As the days grew closer and her tummy grew bigger, we got ready for her Shower. A dear friend of ours made the most brilliant invitations and they were sent out. The family started cooking. The hall was rented. The day was set. It was a lovely one. There was sweetness and happiness and silliness all around her. She called me that night at around 9:00, and I could hear that the merriment and chaos had continued back at her house as the family set up the nursery. We said goodbye, and I could feel the current of anticipation that the next gathering would include a brand new life and chubby cheeks to pinch.

Instead, it involved a casket.

My phone rang at 7 a.m. the next morning, and I saw her number. I put down my coffee and answered with something touching like, “What the fuck do you want so early in the goddamn morning?” Instead, it was her sister’s voice that I heard, frail and tear streaked. I immediately felt my blood run cold. “She lost the baby last night, Kelly.” Never in my life had seven words been so hated. I threw the phone across the room and ran to the bathroom to throw up. I didn't know many details, and what I did know was lost in a haze of unbelievable pain, anger, confusion, and denial.

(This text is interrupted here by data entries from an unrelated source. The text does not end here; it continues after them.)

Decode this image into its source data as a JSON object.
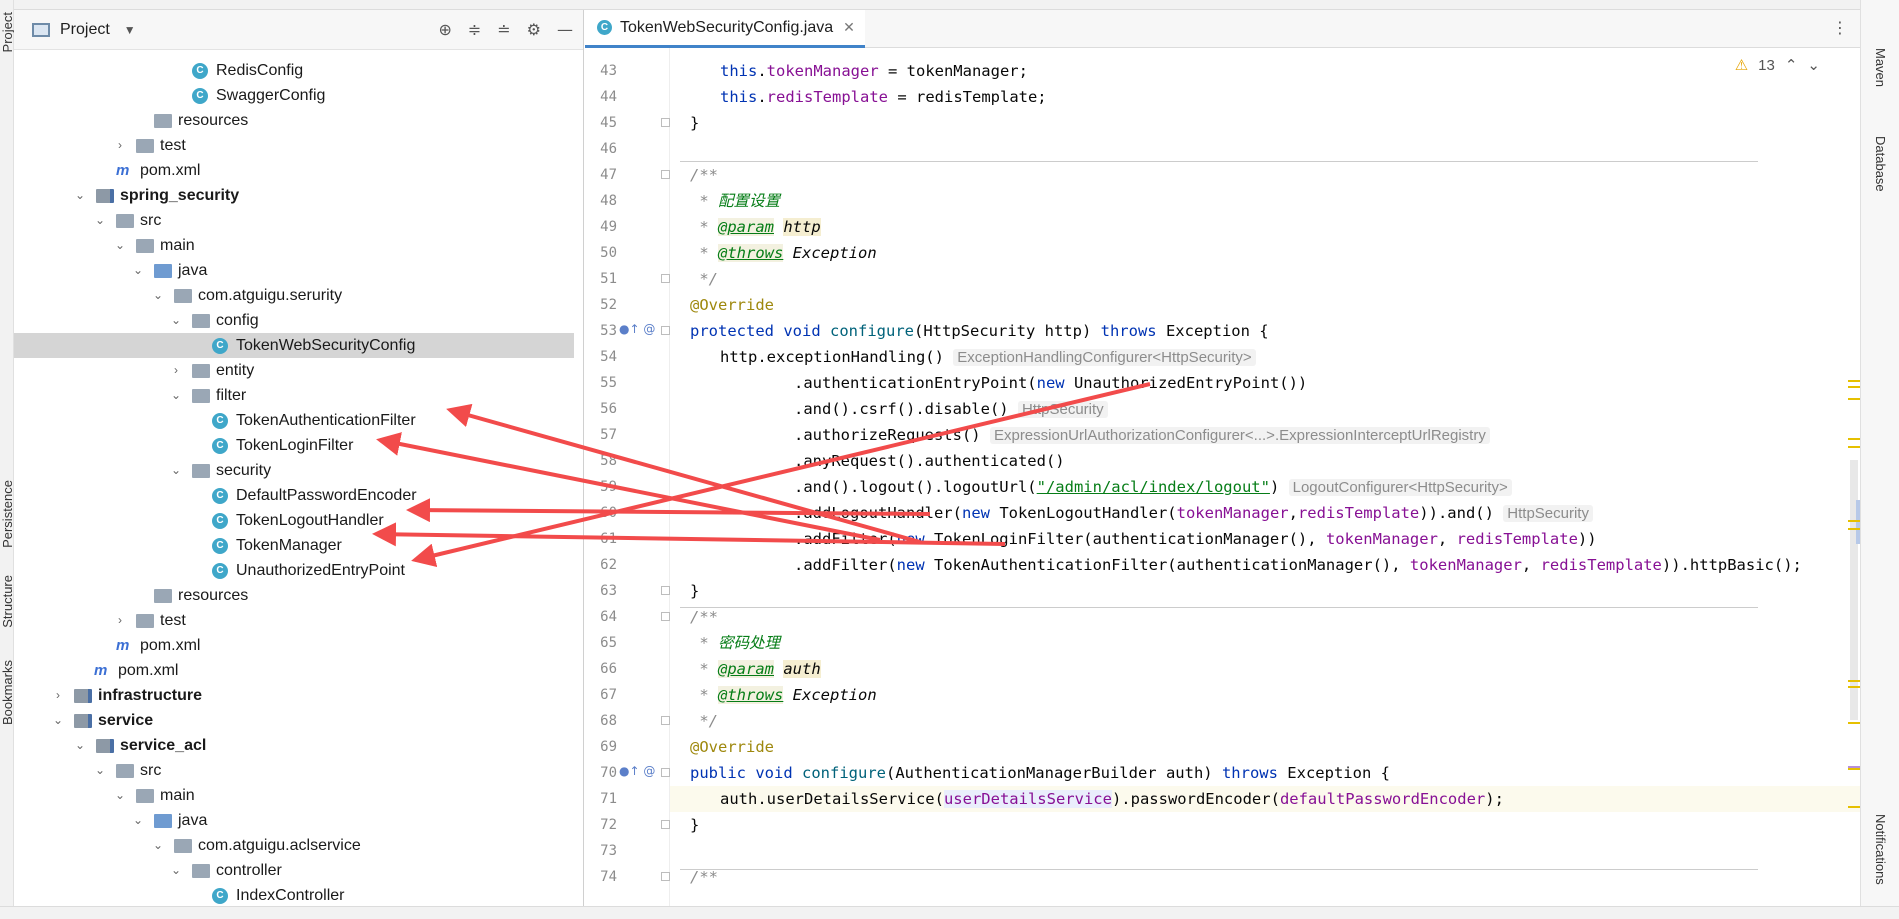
{
  "left_strip": {
    "project": "Project",
    "persistence": "Persistence",
    "structure": "Structure",
    "bookmarks": "Bookmarks"
  },
  "right_strip": {
    "maven": "Maven",
    "database": "Database",
    "notifications": "Notifications"
  },
  "project_panel": {
    "title": "Project"
  },
  "tree": [
    {
      "label": "RedisConfig",
      "icon": "class",
      "indent": 178,
      "arrow": "",
      "bold": false
    },
    {
      "label": "SwaggerConfig",
      "icon": "class",
      "indent": 178,
      "arrow": "",
      "bold": false
    },
    {
      "label": "resources",
      "icon": "folder",
      "indent": 140,
      "arrow": "",
      "bold": false
    },
    {
      "label": "test",
      "icon": "folder",
      "indent": 122,
      "arrow": "›",
      "bold": false
    },
    {
      "label": "pom.xml",
      "icon": "maven",
      "indent": 102,
      "arrow": "",
      "bold": false
    },
    {
      "label": "spring_security",
      "icon": "module",
      "indent": 82,
      "arrow": "⌄",
      "bold": true
    },
    {
      "label": "src",
      "icon": "folder",
      "indent": 102,
      "arrow": "⌄",
      "bold": false
    },
    {
      "label": "main",
      "icon": "folder",
      "indent": 122,
      "arrow": "⌄",
      "bold": false
    },
    {
      "label": "java",
      "icon": "folder-blue",
      "indent": 140,
      "arrow": "⌄",
      "bold": false
    },
    {
      "label": "com.atguigu.serurity",
      "icon": "package",
      "indent": 160,
      "arrow": "⌄",
      "bold": false
    },
    {
      "label": "config",
      "icon": "package",
      "indent": 178,
      "arrow": "⌄",
      "bold": false
    },
    {
      "label": "TokenWebSecurityConfig",
      "icon": "class",
      "indent": 198,
      "arrow": "",
      "bold": false,
      "selected": true
    },
    {
      "label": "entity",
      "icon": "package",
      "indent": 178,
      "arrow": "›",
      "bold": false
    },
    {
      "label": "filter",
      "icon": "package",
      "indent": 178,
      "arrow": "⌄",
      "bold": false
    },
    {
      "label": "TokenAuthenticationFilter",
      "icon": "class",
      "indent": 198,
      "arrow": "",
      "bold": false
    },
    {
      "label": "TokenLoginFilter",
      "icon": "class",
      "indent": 198,
      "arrow": "",
      "bold": false
    },
    {
      "label": "security",
      "icon": "package",
      "indent": 178,
      "arrow": "⌄",
      "bold": false
    },
    {
      "label": "DefaultPasswordEncoder",
      "icon": "class",
      "indent": 198,
      "arrow": "",
      "bold": false
    },
    {
      "label": "TokenLogoutHandler",
      "icon": "class",
      "indent": 198,
      "arrow": "",
      "bold": false
    },
    {
      "label": "TokenManager",
      "icon": "class",
      "indent": 198,
      "arrow": "",
      "bold": false
    },
    {
      "label": "UnauthorizedEntryPoint",
      "icon": "class",
      "indent": 198,
      "arrow": "",
      "bold": false
    },
    {
      "label": "resources",
      "icon": "folder",
      "indent": 140,
      "arrow": "",
      "bold": false
    },
    {
      "label": "test",
      "icon": "folder",
      "indent": 122,
      "arrow": "›",
      "bold": false
    },
    {
      "label": "pom.xml",
      "icon": "maven",
      "indent": 102,
      "arrow": "",
      "bold": false
    },
    {
      "label": "pom.xml",
      "icon": "maven",
      "indent": 80,
      "arrow": "",
      "bold": false
    },
    {
      "label": "infrastructure",
      "icon": "module",
      "indent": 60,
      "arrow": "›",
      "bold": true
    },
    {
      "label": "service",
      "icon": "module",
      "indent": 60,
      "arrow": "⌄",
      "bold": true
    },
    {
      "label": "service_acl",
      "icon": "module",
      "indent": 82,
      "arrow": "⌄",
      "bold": true
    },
    {
      "label": "src",
      "icon": "folder",
      "indent": 102,
      "arrow": "⌄",
      "bold": false
    },
    {
      "label": "main",
      "icon": "folder",
      "indent": 122,
      "arrow": "⌄",
      "bold": false
    },
    {
      "label": "java",
      "icon": "folder-blue",
      "indent": 140,
      "arrow": "⌄",
      "bold": false
    },
    {
      "label": "com.atguigu.aclservice",
      "icon": "package",
      "indent": 160,
      "arrow": "⌄",
      "bold": false
    },
    {
      "label": "controller",
      "icon": "package",
      "indent": 178,
      "arrow": "⌄",
      "bold": false
    },
    {
      "label": "IndexController",
      "icon": "class",
      "indent": 198,
      "arrow": "",
      "bold": false
    }
  ],
  "editor": {
    "tab_label": "TokenWebSecurityConfig.java",
    "warnings_count": "13",
    "line_numbers": [
      "43",
      "44",
      "45",
      "46",
      "47",
      "48",
      "49",
      "50",
      "51",
      "52",
      "53",
      "54",
      "55",
      "56",
      "57",
      "58",
      "59",
      "60",
      "61",
      "62",
      "63",
      "64",
      "65",
      "66",
      "67",
      "68",
      "69",
      "70",
      "71",
      "72",
      "73",
      "74"
    ],
    "hints": {
      "h54": "ExceptionHandlingConfigurer<HttpSecurity>",
      "h56": "HttpSecurity",
      "h57": "ExpressionUrlAuthorizationConfigurer<...>.ExpressionInterceptUrlRegistry",
      "h59": "LogoutConfigurer<HttpSecurity>",
      "h60": "HttpSecurity"
    },
    "comments": {
      "c48": "配置设置",
      "c65": "密码处理"
    },
    "logout_url": "\"/admin/acl/index/logout\""
  },
  "colors": {
    "accent": "#4083c9",
    "arrow": "#f24b4b",
    "keyword": "#0033b3",
    "field": "#871094"
  },
  "icons": [
    "project-icon",
    "locate-icon",
    "expand-all-icon",
    "collapse-all-icon",
    "gear-icon",
    "minimize-icon",
    "warning-icon",
    "chevron-up-icon",
    "chevron-down-icon",
    "kebab-menu-icon",
    "class-icon",
    "folder-icon",
    "maven-icon"
  ]
}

I went into the place where we both worked, and relayed the news to our boss and a few co-workers. Then I left for the hospital. I found her room in the maternity ward, and waited outside. She had just finished delivering the baby. Her sister came out and told me that she didn't want to see anyone, and I nodded and understood. One of the only things I could understand that morning. Her aunt, a nurse, came out and filled me in the details that I either didn't know or had forgotten already with words that made little sense. Umbilical cord. Strangled. No heartbeat. Induced labor. Too late.

I slid down the white wall onto the cold tile floor and sobbed quietly in my hands for a long time. I finally got up, not bothering to wipe my face, and grabbed on to the wall to steady myself. I walked down the long hall and off of that teddy-bear and balloon-filled floor. But not before seeing a glimpse of my tiny best friend in her bed, cradling her child in her arms.

The next time I saw her was at his funeral. It was a horribly sunny day, and I hated the warmth and rays with a passion that was equally hot. It was supposed to be raining. And gray. And miserable. Not sunny. I watched my girl get out of the car, large sunglasses covering her face but somehow not the redness, and I nearly fell over again.

She was so small.

The thing that I have loved about this woman from the beginning is that to me, she has always been larger than life, despite her size. Now, she was just small. Gone was the round belly I had touched a thousand times. In its place was a tiny white casket that held what had-just days before-been promise and hope and the potential for so much joy. The sun burned from the inside out, and I wept for her loss. For my loss. For a collective loss.

When I hugged her after the service was over, she said to me, “We'll get through this, okay?” In her darkest hour, she was still the strongest woman I know. I held on to her so tight I could barely breathe.

As the clock now ticks and the leaves begin to turn, I am reminded that this happened just a year ago come Tuesday. In that year, I have grown to love her even more. She has made it through this time with a strength of spirit, a strength of conviction, and a quiet grace that made me like her in spite of myself way back when. The same one that I am still in awe of today. I struggled for a long time with this story, because I felt that it was not mine to tell. But it is, in part. Because I love her. Because I weep for her pain. Because I admire her courage. And because I know in the deepest part of my heart that some day she will be the most brilliant mother a child could ever ask for.

Chubby cheeks, or no.

I miss you, Trey. And I love you, Alison. With all of my heart.